Two Springfield youths were injured by lightning yesterday afternoon as brief but turbulent thunderstorms ripped through the Washington area.

Fairfax County police said John Fagan, 12, and Peter L. Reynolds, 13, were playing in a thicket about 3:35 p.m. in the 8300 block of Kenwood Avenue when a bolt of lightning struck them.

Fagan, of 6504 Tiburon Court, apparently was hit by the full force of the bolt and suffered severe burns over much of his body, police said. Reynolds, of 6500 Tiburon Ct., was standing a few feet away and suffered severe chest burns, police said.

Both victims were taken to Fairfax Hospital where a spokesman said Reynolds was in serious condition. Fagan was reported in critical condition and later was transferred to the burn unit at Children's Hospital in Washington.

Being struck by lightning, to a degree, causes much the same effect as electrocution. The skin will be burned at the point of entry of the electrical charge, and varying amounts of damage can be done to body organs and tissue. The heart beat and brain activity can be affected, and a charge of sufficient intensity--depending on the individual--can cause a seizure, shock from interruption of the pumping of blood through the body and even a heart attack.

About three blocks from where the boys were struck, lightning is suspected to have caused a fire at 6823 Ontario St., according to fire officials.

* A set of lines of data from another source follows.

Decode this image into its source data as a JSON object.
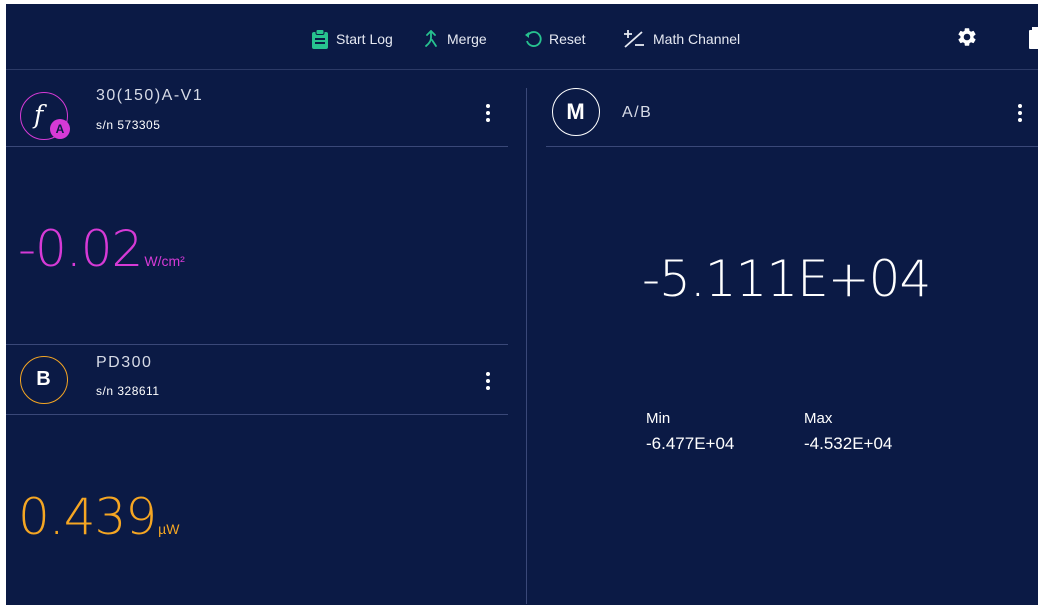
{
  "toolbar": {
    "start_log": "Start Log",
    "merge": "Merge",
    "reset": "Reset",
    "math_channel": "Math Channel",
    "icons": {
      "start_log": "clipboard-icon",
      "merge": "merge-icon",
      "reset": "reset-icon",
      "math_channel": "plus-minus-icon",
      "settings": "gear-icon",
      "battery": "battery-icon"
    },
    "colors": {
      "accent_green": "#27c28f"
    }
  },
  "channel_a": {
    "badge_symbol": "f",
    "badge_letter": "A",
    "name": "30(150)A-V1",
    "serial": "s/n 573305",
    "value": "-0.02",
    "unit": "W/cm²",
    "color": "#d63ad6"
  },
  "channel_b": {
    "badge_letter": "B",
    "name": "PD300",
    "serial": "s/n 328611",
    "value": "0.439",
    "unit": "µW",
    "color": "#f5a623"
  },
  "math_channel": {
    "badge_letter": "M",
    "name": "A/B",
    "value": "-5.111E+04",
    "min_label": "Min",
    "min_value": "-6.477E+04",
    "max_label": "Max",
    "max_value": "-4.532E+04"
  },
  "theme": {
    "background": "#0b1a45",
    "divider": "#3a4878"
  }
}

They reported that an occupant of the house heard a "loud crack" moments before flames were detected. A West Springfield firefighter, Jimmy Heider, 28, was treated for minor burns on the neck and hands at Fairfax Hospital.

The storms led to scattered power outages and a rash of minor traffic accidents, area police reported.

A spokesman for Virginia Electric and Power Co. said about 10,000 customers were without power, but that service was restored before darkness in most cases, as was the case in other sections of the area.

A spokesman for Potomac Electric Power Co. said more than 1,300 homes in Chevy Chase were left without electricity when wind downed an electric cable at Wisconsin Avenue and Bradley Lane at 4:19 p.m. Another 600 were without service in the District and Montgomery and Prince George's counties.

Yesterday's rains marked the first significant fall in the area in nearly two weeks, according to the National Weather Service.

Larry Wenzel of the Weather Service said the rain came in a line of storms that formed from warm humid air moving up from the south.